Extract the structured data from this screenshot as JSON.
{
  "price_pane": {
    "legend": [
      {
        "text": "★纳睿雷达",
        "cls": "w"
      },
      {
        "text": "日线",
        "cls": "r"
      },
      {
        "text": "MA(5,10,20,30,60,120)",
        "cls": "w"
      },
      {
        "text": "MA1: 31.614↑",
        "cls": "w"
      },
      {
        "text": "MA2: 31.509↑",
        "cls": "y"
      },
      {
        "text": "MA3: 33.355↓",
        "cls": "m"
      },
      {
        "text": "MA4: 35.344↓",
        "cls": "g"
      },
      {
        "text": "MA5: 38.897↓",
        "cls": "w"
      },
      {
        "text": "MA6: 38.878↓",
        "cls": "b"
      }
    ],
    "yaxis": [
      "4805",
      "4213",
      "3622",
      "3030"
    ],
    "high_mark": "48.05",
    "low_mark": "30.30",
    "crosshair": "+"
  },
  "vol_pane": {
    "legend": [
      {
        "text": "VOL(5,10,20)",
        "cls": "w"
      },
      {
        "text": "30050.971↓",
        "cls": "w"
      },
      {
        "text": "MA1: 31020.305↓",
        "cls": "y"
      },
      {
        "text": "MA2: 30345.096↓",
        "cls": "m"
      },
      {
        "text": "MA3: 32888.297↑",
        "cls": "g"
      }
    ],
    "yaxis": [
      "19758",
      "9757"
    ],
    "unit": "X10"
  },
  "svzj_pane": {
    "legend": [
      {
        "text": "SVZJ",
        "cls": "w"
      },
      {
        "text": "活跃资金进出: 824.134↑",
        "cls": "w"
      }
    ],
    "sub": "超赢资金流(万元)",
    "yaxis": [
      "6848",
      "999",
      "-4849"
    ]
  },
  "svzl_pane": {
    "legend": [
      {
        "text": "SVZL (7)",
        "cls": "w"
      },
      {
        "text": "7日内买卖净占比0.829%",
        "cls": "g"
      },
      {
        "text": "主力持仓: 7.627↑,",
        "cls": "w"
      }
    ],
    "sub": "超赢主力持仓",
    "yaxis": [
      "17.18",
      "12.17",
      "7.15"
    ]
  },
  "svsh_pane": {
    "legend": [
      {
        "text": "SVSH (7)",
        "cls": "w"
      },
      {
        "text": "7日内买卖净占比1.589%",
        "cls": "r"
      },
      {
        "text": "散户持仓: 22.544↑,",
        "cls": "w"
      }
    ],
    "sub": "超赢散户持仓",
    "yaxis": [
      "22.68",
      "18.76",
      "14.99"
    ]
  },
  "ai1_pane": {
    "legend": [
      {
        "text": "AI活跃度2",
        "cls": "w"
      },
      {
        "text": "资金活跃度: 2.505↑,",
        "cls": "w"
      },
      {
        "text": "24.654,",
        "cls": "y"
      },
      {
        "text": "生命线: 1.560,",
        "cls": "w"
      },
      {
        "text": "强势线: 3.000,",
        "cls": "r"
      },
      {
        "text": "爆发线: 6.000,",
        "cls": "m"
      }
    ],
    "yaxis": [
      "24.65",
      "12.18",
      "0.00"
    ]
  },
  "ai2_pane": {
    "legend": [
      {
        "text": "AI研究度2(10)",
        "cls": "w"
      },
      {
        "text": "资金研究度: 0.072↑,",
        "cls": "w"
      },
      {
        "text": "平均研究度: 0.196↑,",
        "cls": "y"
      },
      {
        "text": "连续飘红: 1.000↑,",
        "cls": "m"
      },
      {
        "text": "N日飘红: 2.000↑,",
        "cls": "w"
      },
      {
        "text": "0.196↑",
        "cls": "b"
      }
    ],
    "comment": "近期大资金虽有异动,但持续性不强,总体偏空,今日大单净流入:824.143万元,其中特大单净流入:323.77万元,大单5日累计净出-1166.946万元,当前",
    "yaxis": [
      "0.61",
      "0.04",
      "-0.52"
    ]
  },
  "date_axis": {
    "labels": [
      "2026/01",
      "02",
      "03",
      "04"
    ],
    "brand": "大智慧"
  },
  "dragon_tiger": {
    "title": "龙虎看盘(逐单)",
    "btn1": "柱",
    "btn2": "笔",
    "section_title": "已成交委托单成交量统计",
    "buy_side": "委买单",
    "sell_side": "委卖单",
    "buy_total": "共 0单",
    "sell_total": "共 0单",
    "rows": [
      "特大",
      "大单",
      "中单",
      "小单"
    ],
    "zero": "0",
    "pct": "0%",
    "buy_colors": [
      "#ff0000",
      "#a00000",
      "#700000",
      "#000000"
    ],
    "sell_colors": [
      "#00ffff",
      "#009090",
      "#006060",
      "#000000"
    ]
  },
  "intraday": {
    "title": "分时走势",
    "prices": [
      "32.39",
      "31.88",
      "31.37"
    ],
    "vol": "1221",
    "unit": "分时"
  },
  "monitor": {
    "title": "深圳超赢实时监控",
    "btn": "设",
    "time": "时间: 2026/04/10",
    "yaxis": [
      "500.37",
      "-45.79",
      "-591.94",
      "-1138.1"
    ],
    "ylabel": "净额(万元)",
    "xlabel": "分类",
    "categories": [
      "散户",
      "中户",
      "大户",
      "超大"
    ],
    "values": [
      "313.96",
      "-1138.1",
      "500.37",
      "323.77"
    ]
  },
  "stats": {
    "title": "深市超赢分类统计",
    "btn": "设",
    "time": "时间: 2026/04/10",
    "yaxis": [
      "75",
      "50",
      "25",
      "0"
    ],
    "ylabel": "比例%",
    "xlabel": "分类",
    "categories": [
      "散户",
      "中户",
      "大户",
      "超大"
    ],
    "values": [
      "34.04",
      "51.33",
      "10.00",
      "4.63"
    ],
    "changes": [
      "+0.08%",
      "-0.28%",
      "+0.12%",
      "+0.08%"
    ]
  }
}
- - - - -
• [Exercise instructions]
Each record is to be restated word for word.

• [Exercise response]
Extract the structured data from this screenshot as JSON.
{
  "price_pane": {
    "legend": [
      {
        "text": "★纳睿雷达",
        "cls": "w"
      },
      {
        "text": "日线",
        "cls": "r"
      },
      {
        "text": "MA(5,10,20,30,60,120)",
        "cls": "w"
      },
      {
        "text": "MA1: 31.614↑",
        "cls": "w"
      },
      {
        "text": "MA2: 31.509↑",
        "cls": "y"
      },
      {
        "text": "MA3: 33.355↓",
        "cls": "m"
      },
      {
        "text": "MA4: 35.344↓",
        "cls": "g"
      },
      {
        "text": "MA5: 38.897↓",
        "cls": "w"
      },
      {
        "text": "MA6: 38.878↓",
        "cls": "b"
      }
    ],
    "yaxis": [
      "4805",
      "4213",
      "3622",
      "3030"
    ],
    "high_mark": "48.05",
    "low_mark": "30.30",
    "crosshair": "+"
  },
  "vol_pane": {
    "legend": [
      {
        "text": "VOL(5,10,20)",
        "cls": "w"
      },
      {
        "text": "30050.971↓",
        "cls": "w"
      },
      {
        "text": "MA1: 31020.305↓",
        "cls": "y"
      },
      {
        "text": "MA2: 30345.096↓",
        "cls": "m"
      },
      {
        "text": "MA3: 32888.297↑",
        "cls": "g"
      }
    ],
    "yaxis": [
      "19758",
      "9757"
    ],
    "unit": "X10"
  },
  "svzj_pane": {
    "legend": [
      {
        "text": "SVZJ",
        "cls": "w"
      },
      {
        "text": "活跃资金进出: 824.134↑",
        "cls": "w"
      }
    ],
    "sub": "超赢资金流(万元)",
    "yaxis": [
      "6848",
      "999",
      "-4849"
    ]
  },
  "svzl_pane": {
    "legend": [
      {
        "text": "SVZL (7)",
        "cls": "w"
      },
      {
        "text": "7日内买卖净占比0.829%",
        "cls": "g"
      },
      {
        "text": "主力持仓: 7.627↑,",
        "cls": "w"
      }
    ],
    "sub": "超赢主力持仓",
    "yaxis": [
      "17.18",
      "12.17",
      "7.15"
    ]
  },
  "svsh_pane": {
    "legend": [
      {
        "text": "SVSH (7)",
        "cls": "w"
      },
      {
        "text": "7日内买卖净占比1.589%",
        "cls": "r"
      },
      {
        "text": "散户持仓: 22.544↑,",
        "cls": "w"
      }
    ],
    "sub": "超赢散户持仓",
    "yaxis": [
      "22.68",
      "18.76",
      "14.99"
    ]
  },
  "ai1_pane": {
    "legend": [
      {
        "text": "AI活跃度2",
        "cls": "w"
      },
      {
        "text": "资金活跃度: 2.505↑,",
        "cls": "w"
      },
      {
        "text": "24.654,",
        "cls": "y"
      },
      {
        "text": "生命线: 1.560,",
        "cls": "w"
      },
      {
        "text": "强势线: 3.000,",
        "cls": "r"
      },
      {
        "text": "爆发线: 6.000,",
        "cls": "m"
      }
    ],
    "yaxis": [
      "24.65",
      "12.18",
      "0.00"
    ]
  },
  "ai2_pane": {
    "legend": [
      {
        "text": "AI研究度2(10)",
        "cls": "w"
      },
      {
        "text": "资金研究度: 0.072↑,",
        "cls": "w"
      },
      {
        "text": "平均研究度: 0.196↑,",
        "cls": "y"
      },
      {
        "text": "连续飘红: 1.000↑,",
        "cls": "m"
      },
      {
        "text": "N日飘红: 2.000↑,",
        "cls": "w"
      },
      {
        "text": "0.196↑",
        "cls": "b"
      }
    ],
    "comment": "近期大资金虽有异动,但持续性不强,总体偏空,今日大单净流入:824.143万元,其中特大单净流入:323.77万元,大单5日累计净出-1166.946万元,当前",
    "yaxis": [
      "0.61",
      "0.04",
      "-0.52"
    ]
  },
  "date_axis": {
    "labels": [
      "2026/01",
      "02",
      "03",
      "04"
    ],
    "brand": "大智慧"
  },
  "dragon_tiger": {
    "title": "龙虎看盘(逐单)",
    "btn1": "柱",
    "btn2": "笔",
    "section_title": "已成交委托单成交量统计",
    "buy_side": "委买单",
    "sell_side": "委卖单",
    "buy_total": "共 0单",
    "sell_total": "共 0单",
    "rows": [
      "特大",
      "大单",
      "中单",
      "小单"
    ],
    "zero": "0",
    "pct": "0%",
    "buy_colors": [
      "#ff0000",
      "#a00000",
      "#700000",
      "#000000"
    ],
    "sell_colors": [
      "#00ffff",
      "#009090",
      "#006060",
      "#000000"
    ]
  },
  "intraday": {
    "title": "分时走势",
    "prices": [
      "32.39",
      "31.88",
      "31.37"
    ],
    "vol": "1221",
    "unit": "分时"
  },
  "monitor": {
    "title": "深圳超赢实时监控",
    "btn": "设",
    "time": "时间: 2026/04/10",
    "yaxis": [
      "500.37",
      "-45.79",
      "-591.94",
      "-1138.1"
    ],
    "ylabel": "净额(万元)",
    "xlabel": "分类",
    "categories": [
      "散户",
      "中户",
      "大户",
      "超大"
    ],
    "values": [
      "313.96",
      "-1138.1",
      "500.37",
      "323.77"
    ]
  },
  "stats": {
    "title": "深市超赢分类统计",
    "btn": "设",
    "time": "时间: 2026/04/10",
    "yaxis": [
      "75",
      "50",
      "25",
      "0"
    ],
    "ylabel": "比例%",
    "xlabel": "分类",
    "categories": [
      "散户",
      "中户",
      "大户",
      "超大"
    ],
    "values": [
      "34.04",
      "51.33",
      "10.00",
      "4.63"
    ],
    "changes": [
      "+0.08%",
      "-0.28%",
      "+0.12%",
      "+0.08%"
    ]
  }
}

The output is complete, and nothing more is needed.